**Task to complete:**
Identify each line below containing the string "data" and copy it.

**Extracted material:**
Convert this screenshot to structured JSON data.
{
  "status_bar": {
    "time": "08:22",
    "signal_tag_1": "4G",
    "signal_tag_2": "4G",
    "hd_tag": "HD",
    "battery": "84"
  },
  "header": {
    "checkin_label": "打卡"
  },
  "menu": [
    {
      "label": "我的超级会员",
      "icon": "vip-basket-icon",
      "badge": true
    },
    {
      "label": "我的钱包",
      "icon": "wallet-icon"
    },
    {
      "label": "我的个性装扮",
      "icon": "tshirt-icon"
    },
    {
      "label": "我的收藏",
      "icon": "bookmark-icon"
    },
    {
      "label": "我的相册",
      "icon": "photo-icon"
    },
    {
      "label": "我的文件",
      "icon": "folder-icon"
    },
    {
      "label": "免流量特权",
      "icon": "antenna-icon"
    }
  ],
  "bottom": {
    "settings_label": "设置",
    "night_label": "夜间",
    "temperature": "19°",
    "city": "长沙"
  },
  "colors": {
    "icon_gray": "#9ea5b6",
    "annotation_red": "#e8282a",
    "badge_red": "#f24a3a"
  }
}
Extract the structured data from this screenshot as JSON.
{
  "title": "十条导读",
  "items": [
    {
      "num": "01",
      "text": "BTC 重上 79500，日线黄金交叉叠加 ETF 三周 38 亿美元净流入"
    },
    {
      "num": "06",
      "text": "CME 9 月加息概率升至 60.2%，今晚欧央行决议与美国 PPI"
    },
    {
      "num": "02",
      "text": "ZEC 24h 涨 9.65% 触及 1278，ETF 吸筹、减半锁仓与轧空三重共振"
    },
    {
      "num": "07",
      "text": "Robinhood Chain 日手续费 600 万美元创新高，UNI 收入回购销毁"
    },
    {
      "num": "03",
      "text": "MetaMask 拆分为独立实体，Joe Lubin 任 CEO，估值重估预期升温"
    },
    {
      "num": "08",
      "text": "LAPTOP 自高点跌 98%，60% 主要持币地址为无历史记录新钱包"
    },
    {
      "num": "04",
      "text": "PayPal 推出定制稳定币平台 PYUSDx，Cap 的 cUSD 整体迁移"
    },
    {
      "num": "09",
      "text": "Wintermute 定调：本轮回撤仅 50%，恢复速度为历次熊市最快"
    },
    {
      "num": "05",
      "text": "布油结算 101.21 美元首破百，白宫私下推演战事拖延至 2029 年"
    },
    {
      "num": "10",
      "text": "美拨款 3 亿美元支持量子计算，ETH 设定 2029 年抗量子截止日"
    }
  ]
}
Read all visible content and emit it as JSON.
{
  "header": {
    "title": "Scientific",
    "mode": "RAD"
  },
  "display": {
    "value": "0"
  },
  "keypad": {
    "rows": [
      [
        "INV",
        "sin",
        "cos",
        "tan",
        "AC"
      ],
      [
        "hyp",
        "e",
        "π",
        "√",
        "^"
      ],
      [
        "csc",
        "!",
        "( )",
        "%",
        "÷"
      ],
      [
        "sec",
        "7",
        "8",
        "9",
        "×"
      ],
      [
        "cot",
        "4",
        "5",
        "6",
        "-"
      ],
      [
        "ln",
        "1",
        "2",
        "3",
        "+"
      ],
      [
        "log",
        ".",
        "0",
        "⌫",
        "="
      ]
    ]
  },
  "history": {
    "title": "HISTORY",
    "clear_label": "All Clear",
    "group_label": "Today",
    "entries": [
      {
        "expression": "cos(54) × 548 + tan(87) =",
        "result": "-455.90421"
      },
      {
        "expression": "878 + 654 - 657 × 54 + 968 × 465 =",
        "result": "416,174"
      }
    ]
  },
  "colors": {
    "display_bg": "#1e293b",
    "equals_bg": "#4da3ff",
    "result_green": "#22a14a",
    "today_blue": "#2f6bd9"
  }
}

**Task response:**
Convert this screenshot to structured JSON data.
Extract the structured data from this screenshot as JSON.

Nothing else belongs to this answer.